We just released a massive open online course on the STM32G0, our first mainstream 90 nm MCU that only needs one power line, thus simplifying PCB designs. The course doesn’t assume any experience with microcontrollers as the video below starts by looking at the installation of STM32CubeMX, STM32CubeProgrammer, the Keil IDE, and the necessary firmware and libraries, such as STM32CubeG0, as well as a terminal emulator. The course uses a NUCLEO-G071RB , but in the vast majority of cases, the concepts will apply to other microcontrollers of the same family. Users who have a different board may also want to check out the Getting Started video we published in January. Finally, the videos couldn’t use our new STM32CubeIDE, our first free ST IDE with STM32CubeMX built-in, but those familiar with our new software will find the Nucleo-G071RB and can start programming it within our unique environment.
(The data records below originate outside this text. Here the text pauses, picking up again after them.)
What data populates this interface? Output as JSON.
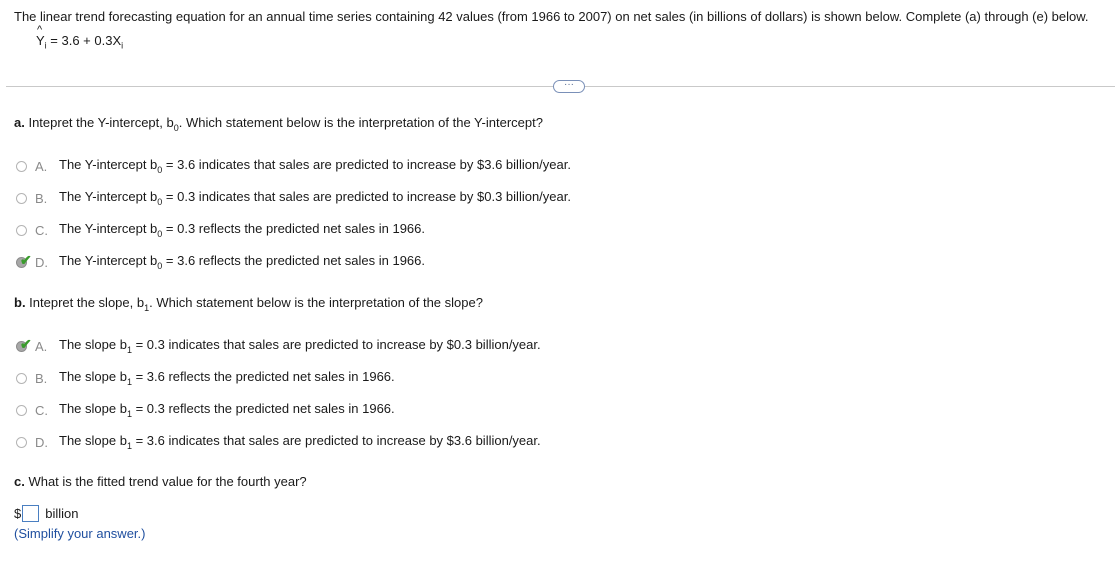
{
  "intro": "The linear trend forecasting equation for an annual time series containing 42 values (from 1966 to 2007) on net sales (in billions of dollars) is shown below. Complete (a) through (e) below.",
  "equation": {
    "lhs": "Y",
    "lhs_sub": "i",
    "rhs": " = 3.6 + 0.3X",
    "rhs_sub": "i"
  },
  "more_button_label": "···",
  "part_a": {
    "prefix": "a.",
    "text_before": " Intepret the Y-intercept, b",
    "sub": "0",
    "text_after": ". Which statement below is the interpretation of the Y-intercept?",
    "options": [
      {
        "letter": "A.",
        "pre": "The Y-intercept b",
        "sub": "0",
        "post": " = 3.6 indicates that sales are predicted to increase by $3.6 billion/year.",
        "selected": false
      },
      {
        "letter": "B.",
        "pre": "The Y-intercept b",
        "sub": "0",
        "post": " = 0.3 indicates that sales are predicted to increase by $0.3 billion/year.",
        "selected": false
      },
      {
        "letter": "C.",
        "pre": "The Y-intercept b",
        "sub": "0",
        "post": " = 0.3 reflects the predicted net sales in 1966.",
        "selected": false
      },
      {
        "letter": "D.",
        "pre": "The Y-intercept b",
        "sub": "0",
        "post": " = 3.6 reflects the predicted net sales in 1966.",
        "selected": true
      }
    ]
  },
  "part_b": {
    "prefix": "b.",
    "text_before": " Intepret the slope, b",
    "sub": "1",
    "text_after": ". Which statement  below is the interpretation of the slope?",
    "options": [
      {
        "letter": "A.",
        "pre": "The slope b",
        "sub": "1",
        "post": " = 0.3 indicates that sales are predicted to increase by $0.3 billion/year.",
        "selected": true
      },
      {
        "letter": "B.",
        "pre": "The slope b",
        "sub": "1",
        "post": " = 3.6 reflects the predicted net sales in 1966.",
        "selected": false
      },
      {
        "letter": "C.",
        "pre": "The slope b",
        "sub": "1",
        "post": " = 0.3 reflects the predicted net sales in 1966.",
        "selected": false
      },
      {
        "letter": "D.",
        "pre": "The slope b",
        "sub": "1",
        "post": " = 3.6 indicates that sales are predicted to increase by $3.6 billion/year.",
        "selected": false
      }
    ]
  },
  "part_c": {
    "prefix": "c.",
    "text": " What is the fitted trend value for the fourth year?",
    "currency": "$",
    "answer_value": "",
    "unit": "billion",
    "hint": "(Simplify your answer.)"
  },
  "colors": {
    "check": "#3a9b2c",
    "hint": "#1f4f9f",
    "answer_border": "#4a7fc1"
  }
}
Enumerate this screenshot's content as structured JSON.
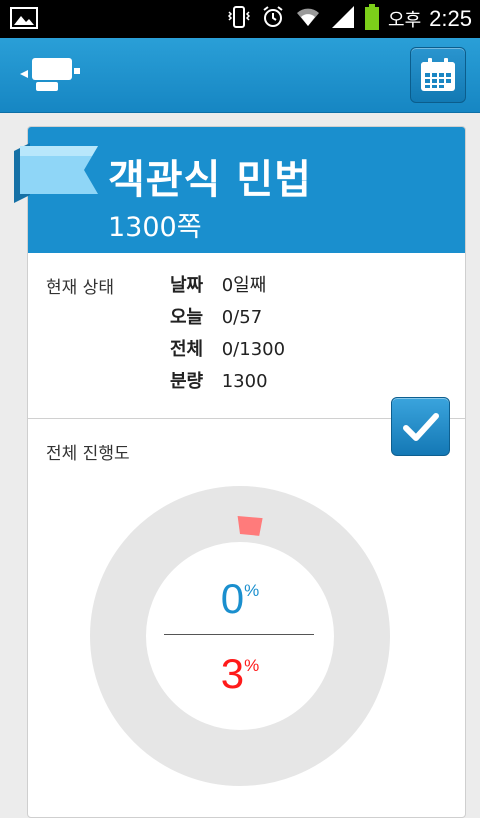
{
  "status_bar": {
    "ampm": "오후",
    "time": "2:25"
  },
  "book": {
    "title": "객관식 민법",
    "pages": "1300쪽"
  },
  "status": {
    "label": "현재 상태",
    "rows": [
      {
        "key": "날짜",
        "value": "0일째"
      },
      {
        "key": "오늘",
        "value": "0/57"
      },
      {
        "key": "전체",
        "value": "0/1300"
      },
      {
        "key": "분량",
        "value": "1300"
      }
    ]
  },
  "progress": {
    "label": "전체 진행도",
    "user_percent": "0",
    "target_percent": "3",
    "percent_sign": "%",
    "user_color": "#1a8fce",
    "target_color": "#ff1a1a",
    "target_fraction": 0.03
  },
  "colors": {
    "accent": "#1a8fce",
    "marker": "#ff7b7b"
  },
  "icons": {
    "logo": "projector-icon",
    "calendar": "calendar-icon",
    "check": "check-icon",
    "ribbon": "ribbon-icon"
  }
}
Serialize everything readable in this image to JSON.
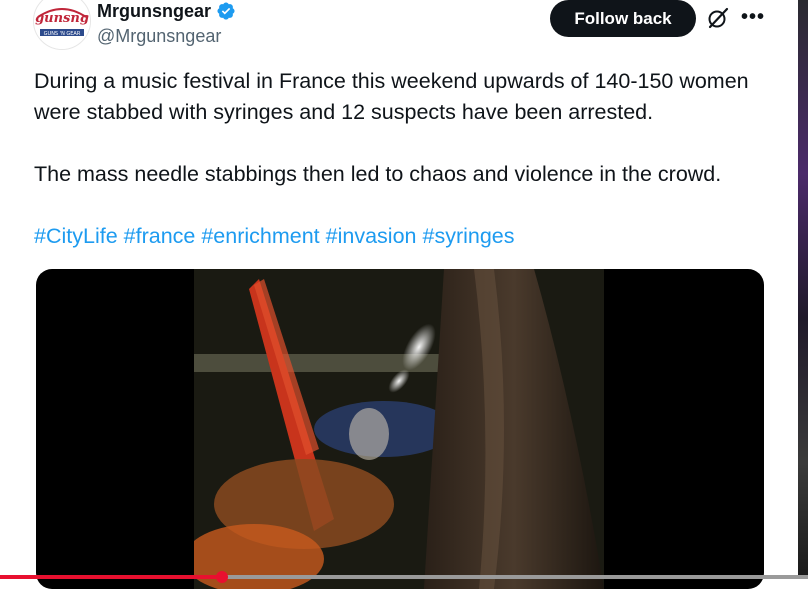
{
  "author": {
    "display_name": "Mrgunsngear",
    "handle": "@Mrgunsngear",
    "verified": true,
    "avatar_logo_text": "gunsng",
    "avatar_subtext": "GUNS 'N GEAR"
  },
  "actions": {
    "follow_label": "Follow back",
    "grok_icon": "grok-icon",
    "more_icon": "more-icon"
  },
  "tweet": {
    "paragraph1": "During a music festival in France this weekend upwards of 140-150 women were stabbed with syringes and 12 suspects have been arrested.",
    "paragraph2": "The mass needle stabbings then led to chaos and violence in the crowd.",
    "hashtags": [
      "#CityLife",
      "#france",
      "#enrichment",
      "#invasion",
      "#syringes"
    ]
  },
  "video": {
    "progress": 0.275
  },
  "colors": {
    "accent": "#1d9bf0",
    "button_bg": "#0f1419",
    "text": "#0f1419",
    "muted": "#536471",
    "progress": "#e8102f"
  }
}
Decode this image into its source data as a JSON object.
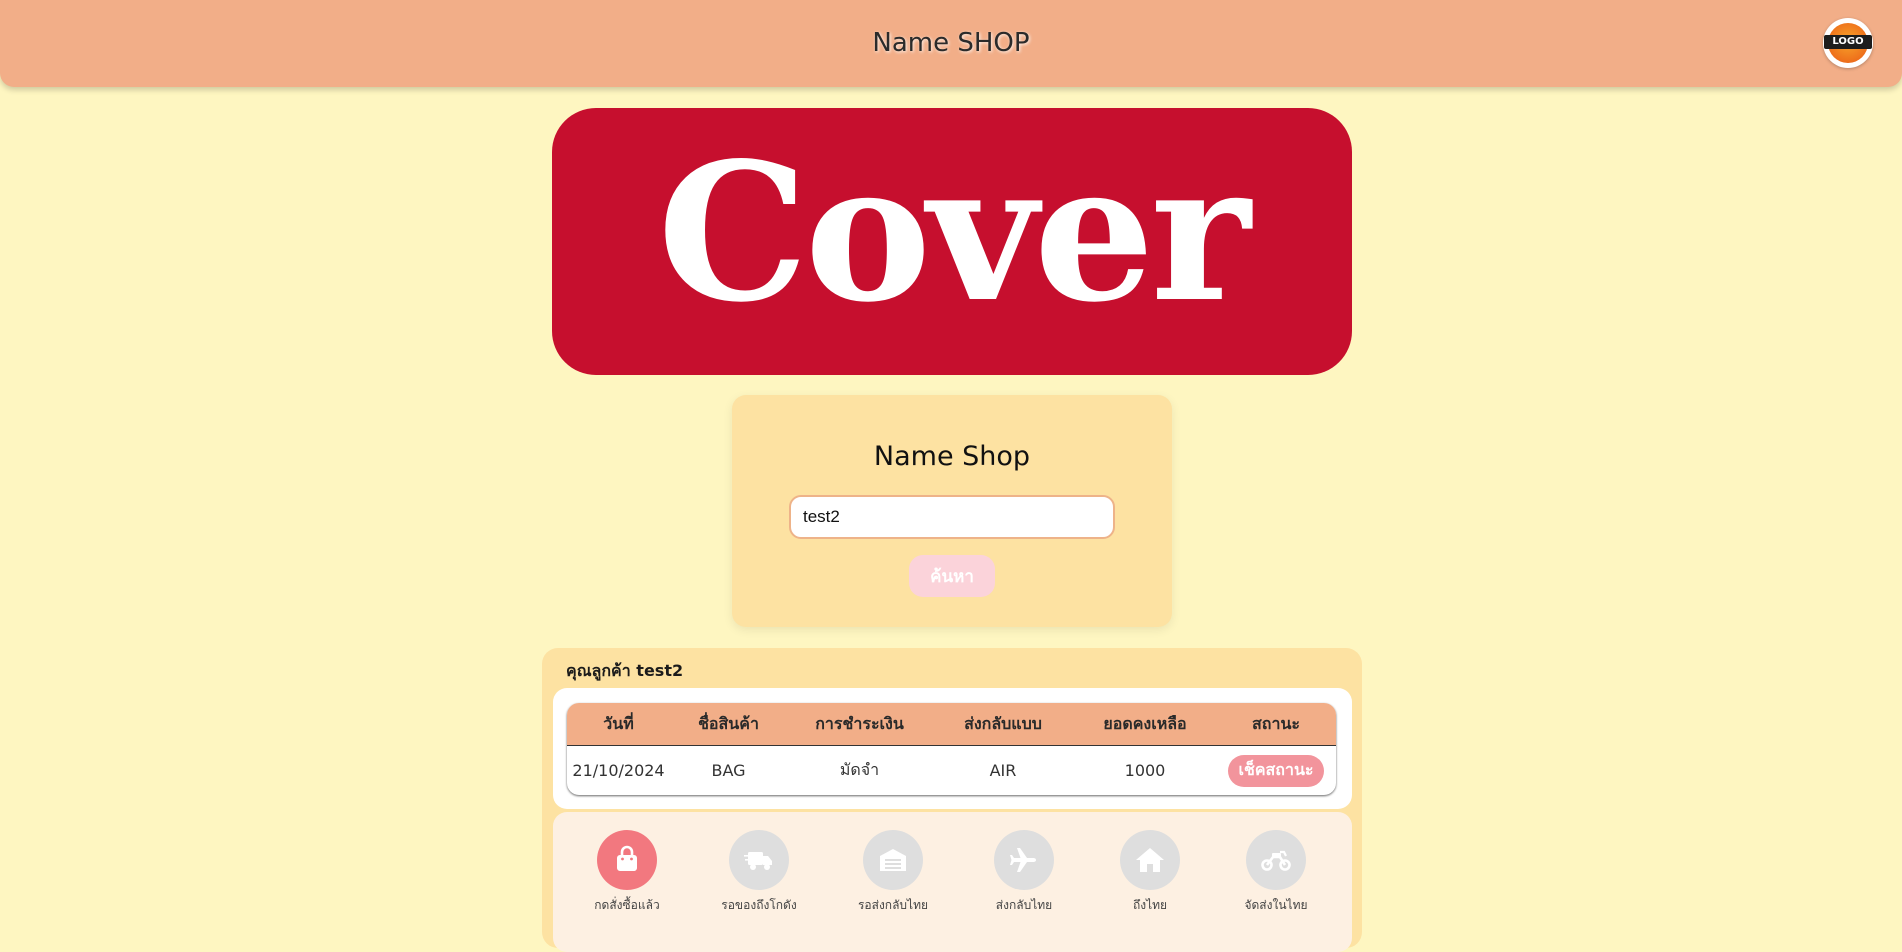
{
  "header": {
    "title": "Name SHOP",
    "logo_text": "LOGO"
  },
  "cover": {
    "word": "Cover",
    "background": "#c60f2e"
  },
  "search": {
    "title": "Name Shop",
    "input_value": "test2",
    "button_label": "ค้นหา"
  },
  "customer": {
    "label": "คุณลูกค้า test2"
  },
  "orders": {
    "columns": [
      "วันที่",
      "ชื่อสินค้า",
      "การชำระเงิน",
      "ส่งกลับแบบ",
      "ยอดคงเหลือ",
      "สถานะ"
    ],
    "rows": [
      {
        "date": "21/10/2024",
        "product": "BAG",
        "payment": "มัดจำ",
        "shipping": "AIR",
        "balance": "1000",
        "status_button": "เช็คสถานะ"
      }
    ]
  },
  "tracking": {
    "active_step": 0,
    "steps": [
      {
        "label": "กดสั่งซื้อแล้ว",
        "icon": "shopping-bag-icon"
      },
      {
        "label": "รอของถึงโกดัง",
        "icon": "delivery-truck-icon"
      },
      {
        "label": "รอส่งกลับไทย",
        "icon": "warehouse-icon"
      },
      {
        "label": "ส่งกลับไทย",
        "icon": "airplane-icon"
      },
      {
        "label": "ถึงไทย",
        "icon": "home-icon"
      },
      {
        "label": "จัดส่งในไทย",
        "icon": "motorcycle-icon"
      }
    ]
  },
  "colors": {
    "page_bg": "#fef6c1",
    "header_bg": "#f2ae88",
    "card_bg": "#fde2a2",
    "accent_pink": "#f2787f",
    "inactive_step": "#dedede"
  }
}
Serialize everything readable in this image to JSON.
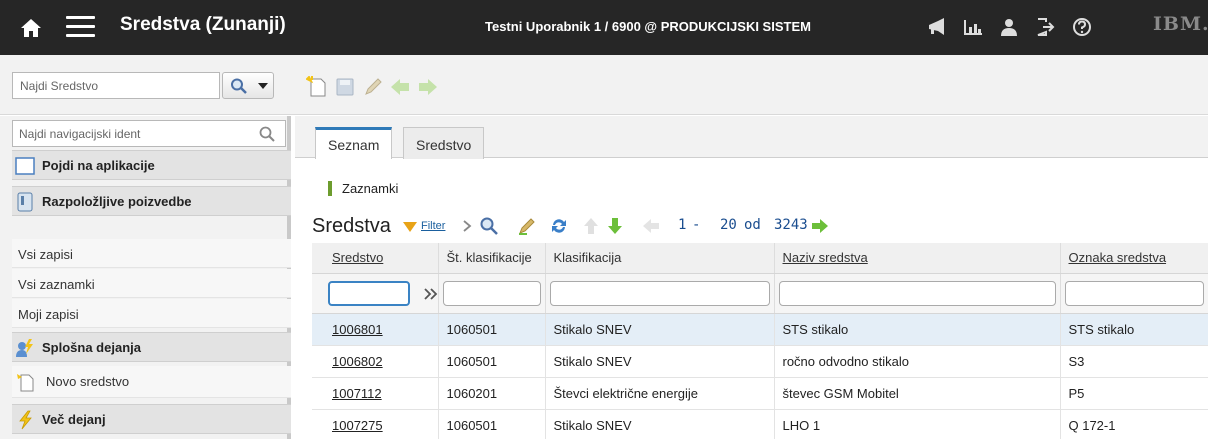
{
  "header": {
    "app_title": "Sredstva (Zunanji)",
    "user_info": "Testni Uporabnik 1 / 6900 @ PRODUKCIJSKI SISTEM",
    "brand": "IBM."
  },
  "toolbar": {
    "search_placeholder": "Najdi Sredstvo"
  },
  "nav": {
    "search_placeholder": "Najdi navigacijski ident",
    "go_to_apps": "Pojdi na aplikacije",
    "available_queries": "Razpoložljive poizvedbe",
    "queries": [
      "Vsi zapisi",
      "Vsi zaznamki",
      "Moji zapisi"
    ],
    "common_actions": "Splošna dejanja",
    "new_asset": "Novo sredstvo",
    "more_actions": "Več dejanj"
  },
  "tabs": [
    "Seznam",
    "Sredstvo"
  ],
  "main": {
    "bookmarks_label": "Zaznamki",
    "list_title": "Sredstva",
    "filter_label": "Filter",
    "pager": {
      "from": "1",
      "to": "20",
      "of_word": "od",
      "total": "3243"
    }
  },
  "table": {
    "columns": [
      "Sredstvo",
      "Št. klasifikacije",
      "Klasifikacija",
      "Naziv sredstva",
      "Oznaka sredstva"
    ],
    "rows": [
      [
        "1006801",
        "1060501",
        "Stikalo SNEV",
        "STS stikalo",
        "STS stikalo"
      ],
      [
        "1006802",
        "1060501",
        "Stikalo SNEV",
        "ročno odvodno stikalo",
        "S3"
      ],
      [
        "1007112",
        "1060201",
        "Števci električne energije",
        "števec GSM Mobitel",
        "P5"
      ],
      [
        "1007275",
        "1060501",
        "Stikalo SNEV",
        "LHO 1",
        "Q 172-1"
      ]
    ]
  },
  "colors": {
    "topbar_bg": "#262626",
    "accent": "#2f7ab8",
    "selected_row": "#e4eef7",
    "arrow_green": "#6cbf3a",
    "lightning_yellow": "#f2c318"
  }
}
MOOC on STM32G0: Starting with a Blinking LED
The MOOC is a great starting point for beginners as one of its first lessons will teach users how to turn an LED on the Nucleo board on or off, the equivalent of “Hello World” for microcontrollers. It’s often the first lab students get to run because it teaches them about pin configurations, and the instructor in the video does help students understand how to find the right pin from a schematic then configure it using STM32CubeMX. The lesson then delves into our hardware abstraction layer (HAL), which enables programmers to toggle the right pin from their code easily. Once students grasp these concepts, they can build upon this foundation to create a vast number of programs, since most of them will follow a similar pattern. The code to add to the main.c file is available in the video’s description to prevent typing errors and facilitate the student’s learning experience.
Configuring UART and Debugging It
Building upon these lessons, the videos go into more complex topics. For instance, the film below covers another fundamental teaching: the configuration of a UART peripheral and the use of the printf C function for debugging purposes. By redirecting the printf output to the UART of the STM32G0, users can display messages on a terminal emulator. Similarly to the blinking light example above, the video first looks at the pin configuration (PA2 and PA3) as well as the clock speed. It also explores the features inherent to Low Power UART and its method to send and receive information, thus offering important background information to students who may be new to this type of application. The video also guides developers to enter the relevant HAL function and configure the protocol within STM32CubeMX.